Senior Writer

Robert Lea is a science journalist in the U.K. whose articles have been published in Physics World, New Scientist, Astronomy Magazine, All About Space, Newsweek and ZME Science. He also writes about science communication for Elsevier and the European Journal of Physics. Rob holds a bachelor of science degree in physics and astronomy from the U.K.’s Open University. Follow him on Twitter @sciencef1rst.

    Admin said:
    New research has shown that disease-causing bacteria carried in the human gut can also survive in Martian soil, a discovery with implications for future crewed exploration of Mars.

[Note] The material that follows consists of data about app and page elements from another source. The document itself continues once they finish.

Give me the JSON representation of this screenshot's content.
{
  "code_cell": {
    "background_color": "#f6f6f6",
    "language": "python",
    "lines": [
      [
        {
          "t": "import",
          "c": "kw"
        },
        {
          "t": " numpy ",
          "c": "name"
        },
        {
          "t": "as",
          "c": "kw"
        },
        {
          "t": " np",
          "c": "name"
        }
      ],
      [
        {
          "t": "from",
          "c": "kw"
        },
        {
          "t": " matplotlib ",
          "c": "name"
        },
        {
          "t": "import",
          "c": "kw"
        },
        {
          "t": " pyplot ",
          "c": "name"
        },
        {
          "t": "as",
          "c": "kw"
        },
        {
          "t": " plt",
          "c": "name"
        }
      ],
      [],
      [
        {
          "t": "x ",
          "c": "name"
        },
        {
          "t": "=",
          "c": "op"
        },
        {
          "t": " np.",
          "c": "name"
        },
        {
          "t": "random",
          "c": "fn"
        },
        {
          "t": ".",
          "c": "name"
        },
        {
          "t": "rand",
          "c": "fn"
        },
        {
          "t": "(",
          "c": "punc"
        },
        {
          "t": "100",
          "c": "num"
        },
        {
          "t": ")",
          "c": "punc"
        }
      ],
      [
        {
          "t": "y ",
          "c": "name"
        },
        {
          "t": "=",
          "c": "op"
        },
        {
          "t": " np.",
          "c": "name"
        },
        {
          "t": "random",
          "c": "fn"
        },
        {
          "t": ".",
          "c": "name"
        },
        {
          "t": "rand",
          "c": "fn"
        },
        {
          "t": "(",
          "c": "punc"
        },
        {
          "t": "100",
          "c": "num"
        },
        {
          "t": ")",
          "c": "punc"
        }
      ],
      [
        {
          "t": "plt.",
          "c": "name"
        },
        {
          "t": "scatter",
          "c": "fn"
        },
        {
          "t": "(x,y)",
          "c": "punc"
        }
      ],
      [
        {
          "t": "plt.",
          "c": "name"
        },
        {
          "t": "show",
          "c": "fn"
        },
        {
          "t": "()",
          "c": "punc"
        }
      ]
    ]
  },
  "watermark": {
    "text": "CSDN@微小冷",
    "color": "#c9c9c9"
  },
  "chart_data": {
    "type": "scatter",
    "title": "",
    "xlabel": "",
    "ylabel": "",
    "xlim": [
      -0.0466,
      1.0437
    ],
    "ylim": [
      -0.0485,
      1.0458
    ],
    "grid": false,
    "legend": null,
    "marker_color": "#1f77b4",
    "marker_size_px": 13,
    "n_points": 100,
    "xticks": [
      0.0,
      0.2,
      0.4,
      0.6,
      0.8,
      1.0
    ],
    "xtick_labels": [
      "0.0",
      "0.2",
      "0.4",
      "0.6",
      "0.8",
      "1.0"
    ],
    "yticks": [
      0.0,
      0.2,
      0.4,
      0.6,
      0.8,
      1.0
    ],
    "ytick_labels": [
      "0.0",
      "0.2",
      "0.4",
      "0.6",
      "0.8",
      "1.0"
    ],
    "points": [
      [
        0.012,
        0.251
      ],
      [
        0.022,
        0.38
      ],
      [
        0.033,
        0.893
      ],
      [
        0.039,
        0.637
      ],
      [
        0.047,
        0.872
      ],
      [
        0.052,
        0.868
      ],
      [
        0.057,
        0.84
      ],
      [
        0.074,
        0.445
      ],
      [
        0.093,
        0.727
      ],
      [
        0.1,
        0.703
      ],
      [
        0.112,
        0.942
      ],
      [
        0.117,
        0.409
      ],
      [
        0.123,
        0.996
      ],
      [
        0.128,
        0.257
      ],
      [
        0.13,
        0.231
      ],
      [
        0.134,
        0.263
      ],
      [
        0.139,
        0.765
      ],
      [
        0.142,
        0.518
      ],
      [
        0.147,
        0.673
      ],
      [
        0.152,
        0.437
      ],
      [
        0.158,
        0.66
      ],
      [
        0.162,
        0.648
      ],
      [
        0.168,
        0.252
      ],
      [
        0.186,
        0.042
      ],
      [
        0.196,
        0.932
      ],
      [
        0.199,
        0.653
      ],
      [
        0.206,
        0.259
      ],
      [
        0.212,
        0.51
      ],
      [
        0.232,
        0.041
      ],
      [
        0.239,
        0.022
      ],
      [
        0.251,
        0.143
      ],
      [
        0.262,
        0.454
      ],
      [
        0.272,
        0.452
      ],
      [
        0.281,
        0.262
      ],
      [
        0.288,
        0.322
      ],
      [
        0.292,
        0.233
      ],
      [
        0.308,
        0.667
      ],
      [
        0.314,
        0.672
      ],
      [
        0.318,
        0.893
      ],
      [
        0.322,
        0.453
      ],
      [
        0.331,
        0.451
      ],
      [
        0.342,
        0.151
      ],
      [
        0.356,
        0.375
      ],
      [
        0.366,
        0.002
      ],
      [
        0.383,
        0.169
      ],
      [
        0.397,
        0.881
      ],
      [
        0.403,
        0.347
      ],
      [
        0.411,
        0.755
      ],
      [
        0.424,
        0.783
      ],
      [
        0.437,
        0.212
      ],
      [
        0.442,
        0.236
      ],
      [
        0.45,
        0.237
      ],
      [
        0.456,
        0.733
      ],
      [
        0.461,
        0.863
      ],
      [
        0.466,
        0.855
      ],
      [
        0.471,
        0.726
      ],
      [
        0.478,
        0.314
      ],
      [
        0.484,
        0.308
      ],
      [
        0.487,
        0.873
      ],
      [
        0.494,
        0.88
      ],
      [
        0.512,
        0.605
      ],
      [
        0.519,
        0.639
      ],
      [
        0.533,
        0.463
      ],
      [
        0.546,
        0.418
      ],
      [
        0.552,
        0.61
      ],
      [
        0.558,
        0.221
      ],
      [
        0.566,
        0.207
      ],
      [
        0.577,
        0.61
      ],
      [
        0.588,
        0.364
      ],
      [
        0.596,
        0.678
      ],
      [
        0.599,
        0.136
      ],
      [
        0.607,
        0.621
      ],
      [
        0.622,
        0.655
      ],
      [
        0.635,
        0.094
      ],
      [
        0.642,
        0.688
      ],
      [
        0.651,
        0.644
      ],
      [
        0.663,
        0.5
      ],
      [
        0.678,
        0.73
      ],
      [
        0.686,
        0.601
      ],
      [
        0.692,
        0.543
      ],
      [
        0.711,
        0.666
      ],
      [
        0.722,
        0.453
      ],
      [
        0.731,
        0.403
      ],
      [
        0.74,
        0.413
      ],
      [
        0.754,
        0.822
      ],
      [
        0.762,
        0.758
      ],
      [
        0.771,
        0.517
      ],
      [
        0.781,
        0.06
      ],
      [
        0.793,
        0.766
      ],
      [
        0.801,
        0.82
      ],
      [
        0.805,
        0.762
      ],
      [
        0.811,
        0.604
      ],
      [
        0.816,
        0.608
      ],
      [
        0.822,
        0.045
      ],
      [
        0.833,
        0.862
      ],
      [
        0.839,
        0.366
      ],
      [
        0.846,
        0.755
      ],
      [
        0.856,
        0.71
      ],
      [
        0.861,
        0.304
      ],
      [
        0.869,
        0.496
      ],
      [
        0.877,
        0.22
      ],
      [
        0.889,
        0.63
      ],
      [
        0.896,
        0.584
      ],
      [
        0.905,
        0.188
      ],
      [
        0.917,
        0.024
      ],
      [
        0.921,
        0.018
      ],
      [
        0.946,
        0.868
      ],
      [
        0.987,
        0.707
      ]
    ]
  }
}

    Astronauts may accidentally threaten Mars missions with their gut bacteria, scientists warn : Read more
    Remember the 'Martian Chronicles' by Ray Bradbury. Earthling astronauts carried chicken pox to Mars and it decimated the entire population of Martians.